14. Phone booth, Bill & Ted’s Excellent Adventure (1989), Bill & Ted’s Bogus Journey (1992)
Even though a phone booth seems like an antiquated way to move through time now, in 1989 it didn’t seem all that odd that George Carlin would use one to guide buddies Keanu Reeves and Alex Winter. It was as modern a means of communication as most people could muster in those mostly-pre-cell-phone days, and an inconspicuous way to help the slackers gather the historical figures they needed to make a kick-ass presentation at a school assembly, keeping them from having to repeat the year because of their lazy ways. The booth shows up in the sequel Bill & Ted’s Bogus Journey, mostly to transport the evil robot Bill and Ted that are sent from the future to kill the real ones. However, their ignorance about how to steer and direct the phone booth leads to a funny demise.

15. Satanic satellite dish, Stay Tuned (1992)
You’d think John Ritter and Pam Dawber would guess their new TV system came from Satan himself, since they now get 666 channels, but everything on their TV is now a skewed, satirical version of what’s on actual TV. But thanks to the devilish plan (which doesn’t include HBO, naturally), they’re soon sucked into their television and forced to fight for their lives through a variety of sketch-like parodies of TV shows that were popular at the time of the film’s production. When Ritter is freed while Dawber remains trapped inside TV world thanks to the devil’s acute understanding of legalese, he goes back in, armed with a magic remote control—of course.
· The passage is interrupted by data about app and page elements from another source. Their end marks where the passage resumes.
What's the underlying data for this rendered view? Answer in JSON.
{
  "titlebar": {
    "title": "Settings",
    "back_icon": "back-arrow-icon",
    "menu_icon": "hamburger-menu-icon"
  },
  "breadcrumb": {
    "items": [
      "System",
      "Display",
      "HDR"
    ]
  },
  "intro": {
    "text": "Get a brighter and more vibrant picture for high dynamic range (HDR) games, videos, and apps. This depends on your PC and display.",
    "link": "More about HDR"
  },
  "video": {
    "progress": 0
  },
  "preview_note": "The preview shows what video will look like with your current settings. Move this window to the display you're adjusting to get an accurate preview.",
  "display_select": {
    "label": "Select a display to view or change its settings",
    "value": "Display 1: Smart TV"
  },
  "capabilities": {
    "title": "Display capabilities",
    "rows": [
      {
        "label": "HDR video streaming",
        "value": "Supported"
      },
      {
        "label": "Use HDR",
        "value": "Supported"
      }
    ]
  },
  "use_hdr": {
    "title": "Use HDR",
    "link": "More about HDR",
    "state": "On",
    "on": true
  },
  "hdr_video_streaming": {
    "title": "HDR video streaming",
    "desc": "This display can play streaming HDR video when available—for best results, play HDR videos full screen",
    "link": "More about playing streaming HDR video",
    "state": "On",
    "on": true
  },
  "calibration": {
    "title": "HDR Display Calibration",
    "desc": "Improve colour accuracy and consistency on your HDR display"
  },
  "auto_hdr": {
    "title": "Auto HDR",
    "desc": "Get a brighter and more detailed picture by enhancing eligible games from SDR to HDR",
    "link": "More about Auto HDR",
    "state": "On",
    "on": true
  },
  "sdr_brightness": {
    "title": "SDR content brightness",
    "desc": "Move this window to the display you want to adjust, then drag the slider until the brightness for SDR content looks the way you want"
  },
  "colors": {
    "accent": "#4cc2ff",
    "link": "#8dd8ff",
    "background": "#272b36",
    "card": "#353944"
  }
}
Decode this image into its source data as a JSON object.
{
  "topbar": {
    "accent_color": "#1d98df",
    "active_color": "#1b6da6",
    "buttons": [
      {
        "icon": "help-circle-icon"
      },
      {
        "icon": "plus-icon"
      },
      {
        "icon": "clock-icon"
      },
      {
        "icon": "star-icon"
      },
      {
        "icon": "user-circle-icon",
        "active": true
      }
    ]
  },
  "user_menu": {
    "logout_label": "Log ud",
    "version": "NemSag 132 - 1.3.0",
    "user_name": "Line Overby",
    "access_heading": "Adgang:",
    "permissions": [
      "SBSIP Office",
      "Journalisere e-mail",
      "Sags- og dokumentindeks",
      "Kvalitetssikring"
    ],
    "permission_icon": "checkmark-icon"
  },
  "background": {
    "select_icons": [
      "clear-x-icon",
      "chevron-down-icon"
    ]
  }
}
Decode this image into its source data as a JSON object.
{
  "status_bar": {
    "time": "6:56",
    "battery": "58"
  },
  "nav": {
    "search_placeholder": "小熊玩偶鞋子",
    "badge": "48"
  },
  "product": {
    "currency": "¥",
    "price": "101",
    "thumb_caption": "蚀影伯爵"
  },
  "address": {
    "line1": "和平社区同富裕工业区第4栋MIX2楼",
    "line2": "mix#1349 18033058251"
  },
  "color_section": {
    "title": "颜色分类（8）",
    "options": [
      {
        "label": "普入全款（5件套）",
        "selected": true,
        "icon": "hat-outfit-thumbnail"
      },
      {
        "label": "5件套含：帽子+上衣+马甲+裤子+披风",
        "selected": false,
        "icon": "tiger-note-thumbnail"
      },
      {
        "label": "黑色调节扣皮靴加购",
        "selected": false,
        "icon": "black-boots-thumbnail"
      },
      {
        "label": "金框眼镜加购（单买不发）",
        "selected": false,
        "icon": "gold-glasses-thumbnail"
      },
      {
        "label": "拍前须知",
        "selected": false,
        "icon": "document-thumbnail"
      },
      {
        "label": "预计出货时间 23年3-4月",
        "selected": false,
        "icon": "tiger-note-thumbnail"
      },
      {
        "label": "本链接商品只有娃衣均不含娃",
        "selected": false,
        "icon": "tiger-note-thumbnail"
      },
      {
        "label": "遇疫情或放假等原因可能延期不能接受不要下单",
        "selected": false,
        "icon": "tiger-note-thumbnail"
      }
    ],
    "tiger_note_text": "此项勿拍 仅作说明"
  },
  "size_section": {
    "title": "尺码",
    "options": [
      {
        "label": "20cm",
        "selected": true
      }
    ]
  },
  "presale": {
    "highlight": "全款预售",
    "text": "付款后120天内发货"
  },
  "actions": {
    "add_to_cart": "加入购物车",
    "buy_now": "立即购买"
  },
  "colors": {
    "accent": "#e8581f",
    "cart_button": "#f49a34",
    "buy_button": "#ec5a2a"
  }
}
Meant to be a blandly satirical morality tale about watching too much TV, Stay Tuned instead seems to argue that if all signs in your new contract point to Satan, look for the horns and cloven hooves.

16. Magic remote control, Click (2006)
The folks behind Adam Sandler vehicle Click expanded on that idea of a magic remote control, adding the joke all sitcom husbands tired of listening to their wives pull at one point or another: pointing the remote at something and hitting “mute” or “fast-forward” or “off” to get past the boring stuff. Sandler finds the remote in the “beyond” section of his local Bed, Bath, & Beyond, and like all magical movie objects, the remote control teaches him a suitably ironic lesson: Life is not to be fast-forwarded through. It’s mean to be lived—particularly when you’re married to Kate Beckinsale. And yet the film somehow doesn’t exploit much of the fun in having a magic remote. It mostly sticks to lame jokes about messing with time and moments where Sandler—in terrible old-man makeup—realizes all he’s lost and attempts to wring tears from hearts hardened by jokes about dogs humping stuffed animals.